There is so much misinformation and outright lies being spread about health care. The talk radio "commentators" as well as those with their own TV shows are fomenting such rage in people who think their rights or health care will be impacted. These public figures have a political agenda and get paid millions to promote it. Unfortunately, the health care industry is also spending millions to kill the Obama health plan. Betsy McCaughey of the Hudson Institute, the expert rumor starter, thought up the euthanasia to seniors scenario, which is a total fabrication. But it's working because people believe her after her multi-media blitz! She was also this busy defeating the Clinton health plan.

However, today, I worry about the consequences of the constant barrage of malicious invective by the likes of Limbaugh, Hannity and Beck. Fox News even published the locations of Democratic (not Republican) Town Hall Meetings. They seem to be encouraging these mob scenes. I worry about assassinations. If a tragedy should occur, will these "entertainers" and their sponsors claim responsibility? No.
Bottom line—we need more government involvement, not less.

For information on better health care, read the findings of T.R. Reid and facts from the World Health Organization.

September 20, 2009
Here’s a correction on health care facts just released by Harvard researchers. The number of people who die annually for lack of health insurance is not only around 20,000, it’s 45,000! A co-author and professor of medicine wrote, "We're losing more Americans every day because of inaction ... than drunk driving and homicide combined."
This certainly is a pro-life issue.
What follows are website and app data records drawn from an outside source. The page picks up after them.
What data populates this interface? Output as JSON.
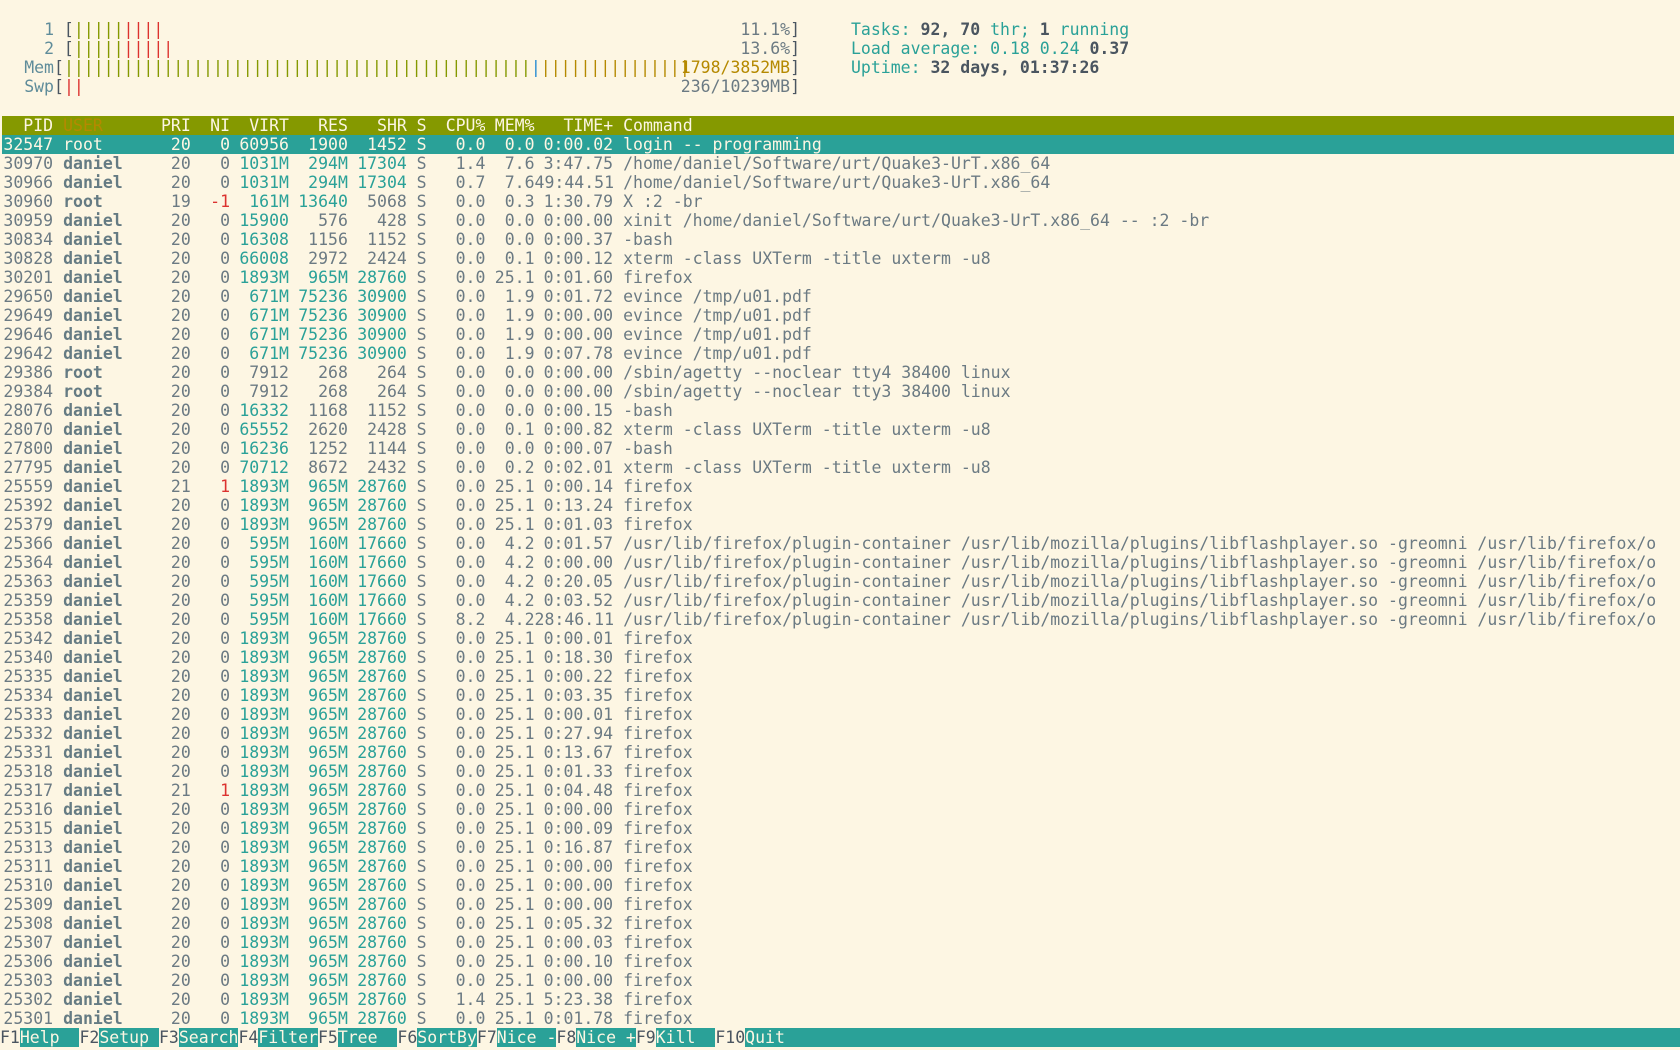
{
  "meters": {
    "cpu1": {
      "label": "1",
      "bars": "|||||||||",
      "value": "11.1%"
    },
    "cpu2": {
      "label": "2",
      "bars": "||||||||||",
      "value": "13.6%"
    },
    "mem": {
      "label": "Mem",
      "value": "1798/3852MB"
    },
    "swp": {
      "label": "Swp",
      "bars": "||",
      "value": "236/10239MB"
    }
  },
  "info": {
    "tasks_label": "Tasks: ",
    "tasks_value": "92, 70",
    "tasks_thr": " thr; ",
    "tasks_running": "1",
    "tasks_running_label": " running",
    "load_label": "Load average: ",
    "load_1": "0.18",
    "load_5": "0.24",
    "load_15": "0.37",
    "uptime_label": "Uptime: ",
    "uptime_value": "32 days, 01:37:26"
  },
  "columns": [
    "PID",
    "USER",
    "PRI",
    "NI",
    "VIRT",
    "RES",
    "SHR",
    "S",
    "CPU%",
    "MEM%",
    "TIME+",
    "Command"
  ],
  "processes": [
    [
      "32547",
      "root",
      "20",
      "0",
      "60956",
      "1900",
      "1452",
      "S",
      "0.0",
      "0.0",
      "0:00.02",
      "login -- programming"
    ],
    [
      "30970",
      "daniel",
      "20",
      "0",
      "1031M",
      "294M",
      "17304",
      "S",
      "1.4",
      "7.6",
      "3:47.75",
      "/home/daniel/Software/urt/Quake3-UrT.x86_64"
    ],
    [
      "30966",
      "daniel",
      "20",
      "0",
      "1031M",
      "294M",
      "17304",
      "S",
      "0.7",
      "7.6",
      "49:44.51",
      "/home/daniel/Software/urt/Quake3-UrT.x86_64"
    ],
    [
      "30960",
      "root",
      "19",
      "-1",
      "161M",
      "13640",
      "5068",
      "S",
      "0.0",
      "0.3",
      "1:30.79",
      "X :2 -br"
    ],
    [
      "30959",
      "daniel",
      "20",
      "0",
      "15900",
      "576",
      "428",
      "S",
      "0.0",
      "0.0",
      "0:00.00",
      "xinit /home/daniel/Software/urt/Quake3-UrT.x86_64 -- :2 -br"
    ],
    [
      "30834",
      "daniel",
      "20",
      "0",
      "16308",
      "1156",
      "1152",
      "S",
      "0.0",
      "0.0",
      "0:00.37",
      "-bash"
    ],
    [
      "30828",
      "daniel",
      "20",
      "0",
      "66008",
      "2972",
      "2424",
      "S",
      "0.0",
      "0.1",
      "0:00.12",
      "xterm -class UXTerm -title uxterm -u8"
    ],
    [
      "30201",
      "daniel",
      "20",
      "0",
      "1893M",
      "965M",
      "28760",
      "S",
      "0.0",
      "25.1",
      "0:01.60",
      "firefox"
    ],
    [
      "29650",
      "daniel",
      "20",
      "0",
      "671M",
      "75236",
      "30900",
      "S",
      "0.0",
      "1.9",
      "0:01.72",
      "evince /tmp/u01.pdf"
    ],
    [
      "29649",
      "daniel",
      "20",
      "0",
      "671M",
      "75236",
      "30900",
      "S",
      "0.0",
      "1.9",
      "0:00.00",
      "evince /tmp/u01.pdf"
    ],
    [
      "29646",
      "daniel",
      "20",
      "0",
      "671M",
      "75236",
      "30900",
      "S",
      "0.0",
      "1.9",
      "0:00.00",
      "evince /tmp/u01.pdf"
    ],
    [
      "29642",
      "daniel",
      "20",
      "0",
      "671M",
      "75236",
      "30900",
      "S",
      "0.0",
      "1.9",
      "0:07.78",
      "evince /tmp/u01.pdf"
    ],
    [
      "29386",
      "root",
      "20",
      "0",
      "7912",
      "268",
      "264",
      "S",
      "0.0",
      "0.0",
      "0:00.00",
      "/sbin/agetty --noclear tty4 38400 linux"
    ],
    [
      "29384",
      "root",
      "20",
      "0",
      "7912",
      "268",
      "264",
      "S",
      "0.0",
      "0.0",
      "0:00.00",
      "/sbin/agetty --noclear tty3 38400 linux"
    ],
    [
      "28076",
      "daniel",
      "20",
      "0",
      "16332",
      "1168",
      "1152",
      "S",
      "0.0",
      "0.0",
      "0:00.15",
      "-bash"
    ],
    [
      "28070",
      "daniel",
      "20",
      "0",
      "65552",
      "2620",
      "2428",
      "S",
      "0.0",
      "0.1",
      "0:00.82",
      "xterm -class UXTerm -title uxterm -u8"
    ],
    [
      "27800",
      "daniel",
      "20",
      "0",
      "16236",
      "1252",
      "1144",
      "S",
      "0.0",
      "0.0",
      "0:00.07",
      "-bash"
    ],
    [
      "27795",
      "daniel",
      "20",
      "0",
      "70712",
      "8672",
      "2432",
      "S",
      "0.0",
      "0.2",
      "0:02.01",
      "xterm -class UXTerm -title uxterm -u8"
    ],
    [
      "25559",
      "daniel",
      "21",
      "1",
      "1893M",
      "965M",
      "28760",
      "S",
      "0.0",
      "25.1",
      "0:00.14",
      "firefox"
    ],
    [
      "25392",
      "daniel",
      "20",
      "0",
      "1893M",
      "965M",
      "28760",
      "S",
      "0.0",
      "25.1",
      "0:13.24",
      "firefox"
    ],
    [
      "25379",
      "daniel",
      "20",
      "0",
      "1893M",
      "965M",
      "28760",
      "S",
      "0.0",
      "25.1",
      "0:01.03",
      "firefox"
    ],
    [
      "25366",
      "daniel",
      "20",
      "0",
      "595M",
      "160M",
      "17660",
      "S",
      "0.0",
      "4.2",
      "0:01.57",
      "/usr/lib/firefox/plugin-container /usr/lib/mozilla/plugins/libflashplayer.so -greomni /usr/lib/firefox/o"
    ],
    [
      "25364",
      "daniel",
      "20",
      "0",
      "595M",
      "160M",
      "17660",
      "S",
      "0.0",
      "4.2",
      "0:00.00",
      "/usr/lib/firefox/plugin-container /usr/lib/mozilla/plugins/libflashplayer.so -greomni /usr/lib/firefox/o"
    ],
    [
      "25363",
      "daniel",
      "20",
      "0",
      "595M",
      "160M",
      "17660",
      "S",
      "0.0",
      "4.2",
      "0:20.05",
      "/usr/lib/firefox/plugin-container /usr/lib/mozilla/plugins/libflashplayer.so -greomni /usr/lib/firefox/o"
    ],
    [
      "25359",
      "daniel",
      "20",
      "0",
      "595M",
      "160M",
      "17660",
      "S",
      "0.0",
      "4.2",
      "0:03.52",
      "/usr/lib/firefox/plugin-container /usr/lib/mozilla/plugins/libflashplayer.so -greomni /usr/lib/firefox/o"
    ],
    [
      "25358",
      "daniel",
      "20",
      "0",
      "595M",
      "160M",
      "17660",
      "S",
      "8.2",
      "4.2",
      "28:46.11",
      "/usr/lib/firefox/plugin-container /usr/lib/mozilla/plugins/libflashplayer.so -greomni /usr/lib/firefox/o"
    ],
    [
      "25342",
      "daniel",
      "20",
      "0",
      "1893M",
      "965M",
      "28760",
      "S",
      "0.0",
      "25.1",
      "0:00.01",
      "firefox"
    ],
    [
      "25340",
      "daniel",
      "20",
      "0",
      "1893M",
      "965M",
      "28760",
      "S",
      "0.0",
      "25.1",
      "0:18.30",
      "firefox"
    ],
    [
      "25335",
      "daniel",
      "20",
      "0",
      "1893M",
      "965M",
      "28760",
      "S",
      "0.0",
      "25.1",
      "0:00.22",
      "firefox"
    ],
    [
      "25334",
      "daniel",
      "20",
      "0",
      "1893M",
      "965M",
      "28760",
      "S",
      "0.0",
      "25.1",
      "0:03.35",
      "firefox"
    ],
    [
      "25333",
      "daniel",
      "20",
      "0",
      "1893M",
      "965M",
      "28760",
      "S",
      "0.0",
      "25.1",
      "0:00.01",
      "firefox"
    ],
    [
      "25332",
      "daniel",
      "20",
      "0",
      "1893M",
      "965M",
      "28760",
      "S",
      "0.0",
      "25.1",
      "0:27.94",
      "firefox"
    ],
    [
      "25331",
      "daniel",
      "20",
      "0",
      "1893M",
      "965M",
      "28760",
      "S",
      "0.0",
      "25.1",
      "0:13.67",
      "firefox"
    ],
    [
      "25318",
      "daniel",
      "20",
      "0",
      "1893M",
      "965M",
      "28760",
      "S",
      "0.0",
      "25.1",
      "0:01.33",
      "firefox"
    ],
    [
      "25317",
      "daniel",
      "21",
      "1",
      "1893M",
      "965M",
      "28760",
      "S",
      "0.0",
      "25.1",
      "0:04.48",
      "firefox"
    ],
    [
      "25316",
      "daniel",
      "20",
      "0",
      "1893M",
      "965M",
      "28760",
      "S",
      "0.0",
      "25.1",
      "0:00.00",
      "firefox"
    ],
    [
      "25315",
      "daniel",
      "20",
      "0",
      "1893M",
      "965M",
      "28760",
      "S",
      "0.0",
      "25.1",
      "0:00.09",
      "firefox"
    ],
    [
      "25313",
      "daniel",
      "20",
      "0",
      "1893M",
      "965M",
      "28760",
      "S",
      "0.0",
      "25.1",
      "0:16.87",
      "firefox"
    ],
    [
      "25311",
      "daniel",
      "20",
      "0",
      "1893M",
      "965M",
      "28760",
      "S",
      "0.0",
      "25.1",
      "0:00.00",
      "firefox"
    ],
    [
      "25310",
      "daniel",
      "20",
      "0",
      "1893M",
      "965M",
      "28760",
      "S",
      "0.0",
      "25.1",
      "0:00.00",
      "firefox"
    ],
    [
      "25309",
      "daniel",
      "20",
      "0",
      "1893M",
      "965M",
      "28760",
      "S",
      "0.0",
      "25.1",
      "0:00.00",
      "firefox"
    ],
    [
      "25308",
      "daniel",
      "20",
      "0",
      "1893M",
      "965M",
      "28760",
      "S",
      "0.0",
      "25.1",
      "0:05.32",
      "firefox"
    ],
    [
      "25307",
      "daniel",
      "20",
      "0",
      "1893M",
      "965M",
      "28760",
      "S",
      "0.0",
      "25.1",
      "0:00.03",
      "firefox"
    ],
    [
      "25306",
      "daniel",
      "20",
      "0",
      "1893M",
      "965M",
      "28760",
      "S",
      "0.0",
      "25.1",
      "0:00.10",
      "firefox"
    ],
    [
      "25303",
      "daniel",
      "20",
      "0",
      "1893M",
      "965M",
      "28760",
      "S",
      "0.0",
      "25.1",
      "0:00.00",
      "firefox"
    ],
    [
      "25302",
      "daniel",
      "20",
      "0",
      "1893M",
      "965M",
      "28760",
      "S",
      "1.4",
      "25.1",
      "5:23.38",
      "firefox"
    ],
    [
      "25301",
      "daniel",
      "20",
      "0",
      "1893M",
      "965M",
      "28760",
      "S",
      "0.0",
      "25.1",
      "0:01.78",
      "firefox"
    ]
  ],
  "selected_row": 0,
  "footer": [
    {
      "key": "F1",
      "label": "Help  "
    },
    {
      "key": "F2",
      "label": "Setup "
    },
    {
      "key": "F3",
      "label": "Search"
    },
    {
      "key": "F4",
      "label": "Filter"
    },
    {
      "key": "F5",
      "label": "Tree  "
    },
    {
      "key": "F6",
      "label": "SortBy"
    },
    {
      "key": "F7",
      "label": "Nice -"
    },
    {
      "key": "F8",
      "label": "Nice +"
    },
    {
      "key": "F9",
      "label": "Kill  "
    },
    {
      "key": "F10",
      "label": "Quit"
    }
  ],
  "colors": {
    "background": "#fdf6e3",
    "header_bar": "#859900",
    "selection": "#2aa198",
    "accent": "#2aa198"
  }
}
"Anonymous" commented:
45,000 is still a small number compared to the million abortions per year which kill unborn persons DELIBERATELY, not simply by inaction. Now THAT is a pro-life issue.
Do you believe in a consistent ethic of life? When was the last time you Pax Christi people protested abortion in front of an abortion clinic?